JUDY AND PUNCH (2019) – CINEMA REVIEW

JUDY AND PUNCH (2019) – CINEMA REVIEW

Written and Directed by Mirrah Foulkes

Produced by: Michele Bennett, nash Edgerton, Danny Gabai

Cast: Mia Wasikowska, Damon Herriman, Benedict Hardie, Gillian Jones, Virginia Gay etc.

**MAY CONTAIN SPOILERS**

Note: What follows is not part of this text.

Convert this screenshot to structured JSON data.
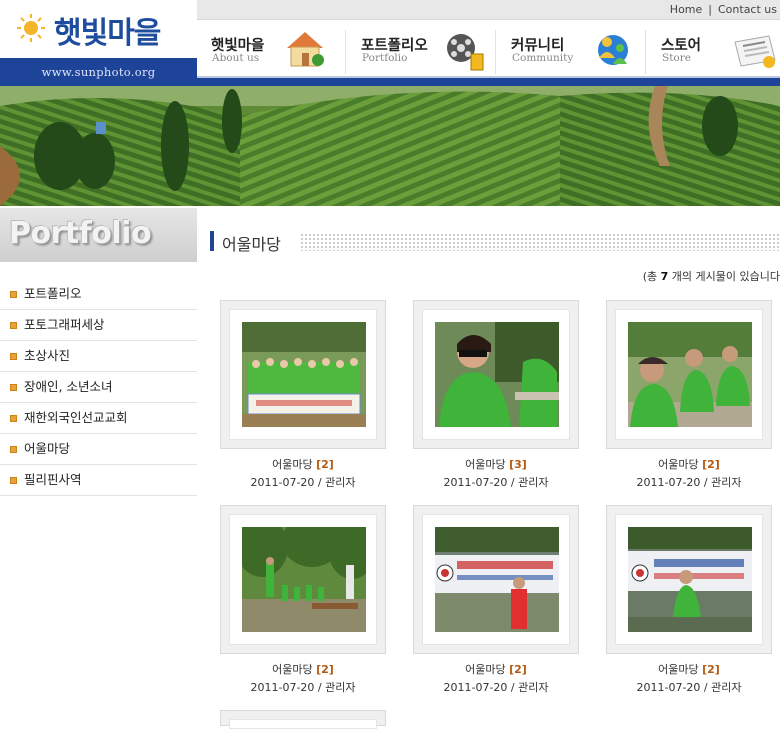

If you’re not aware of the good, old-fashioned Punch and Judy puppet show, then it was basically a seaside attraction that has its origins in 16th century Italian commedia dell’arte. Over the decades it thrived and would move from marionette stylings to a mobile glove puppet show. Punch would batter various characters including his wife, Judy, a crocodile, a police officer, a dog, a blind man and the Devil. He would be a very bad parent; often drunk and violent in charge of his own baby. Incredibly, this rather unsavoury character would become very popular with children, appearing at carnivals, fairs and coastal shows.

With Disney cornering the market adapting myths, fairy tales and Theme Park rides over the years, I’m surprised they did not have a go at Punch and Judy. How they would reconcile this brightly coloured, but despicable character would have been fascinating. Yet, it is Australian filmmaker Mirrah Foulkes, who has written and directed this arthouse drama starring Mia Wasikowska as the harassed Judy, and Damon Herriman as the drunken puppeteer. Set during the Dark Ages in the town of Seaside, the plot follows the traditional narrative of the original puppet show. Except, this time Judy is very pissed off and about to go medieval on Punch’s arse!



Part revenge thriller, part-black comedy and part mythical origins drama, Judy and Punch (2019) is full of fantastic and gritty detail. The reconstruction of the theatrical puppet shows are brilliant, and evocation of the era is very realistic. The film performs well as a savage denouncement of toxic masculinity in the #MeToo era. But, despite the excellent performances from Wasikowska and Herriman, the characters were a bit too one-dimensional to really grip me. Yet, Wasikowska is especially memorable as Judy, eliciting an inner strength to overcome the cruelty of her husband and the town she lives in.

Lastly, the story also felt a little flat and lacked surprise in places, but that may be because the trailer gave a lot of the narrative away. It’s also because I am very familiar with the original Punch and Judy show, as I watched loads of them as a kid. Having said that, Mirrah Foulkes has delivered a stylish film curiosity which is destined for cult status. Moreover, she deserves much praise for attempting to give a children’s puppet show story depth. The visual iconography is powerful, as is the exploration of themes relating to domestic violence, child neglect, witch hunts; and the exclusion of the outsider or other by petty townsfolk mentality.

Mark: 8 out of 11



THE GOOD LIAR (2019) – MOVIE REVIEW

THE GOOD LIAR (2019): MOVIE REVIEW

Directed by: Bill Condon

Produced by: Bill Condon, Greg Yolen

Written by: Jeffrey Hatcher – Based on The Good Liar by Nicholas Searle

Cast: Helen Mirren, Ian McKellen, Russell Tovey, Jim Carter etc.

**MAY CONTAIN SPOILERS**



Bill Condon is an interesting filmmaker. His movie choices oscillate between big budget Hollywood productions such as Beauty and the Beast (2017) and mid-budget, character-led productions like Mr Holmes (2015) and his latest film The Good Liar (2019). This is, by my reckoning, his fourth collaboration with the living legend that is Ian McKellen and casting him alongside Helen Mirren is a masterstroke. In this story we get a whole different kind of ‘Beauty and the Beast’ narrative.

McKellen portrays charismatic septuagenarian, Roy Courtnay. He meets Helen Mirren’s widow, Betty McLeish, and they begin a friendly courtship. As the romance blossoms, her grandson Steven (Russell Tovey), begins to suspect Roy is after more than companionship. I won’t spoil the twisting plot, but safe to say the story develops in a compelling fashion. Indeed, I love a good con-artist thriller and McKellen and Mirren’s chemistry on-screen was particularly impressive.

Overall, there’s much to enjoy about The Good Liar (2019). I love it when London is used as a main location, as I will see places I know and have been to. I have to say that the twists in the story, particularly one second act reveal are very well handled too. By the end you could see where the story was going, but not the why and how. My only gripes were some of the banking machinations were a tad sloppy and the final reveal did not necessarily connect all the dots successfully. Nonetheless, this is an enjoyable thriller with an excellent cast and solid direction. It does not have the scintillating scripts con-artist films such as The Sting (1973) and Nine Queens (2000) do, but not many do.

Mark: 8 out of 11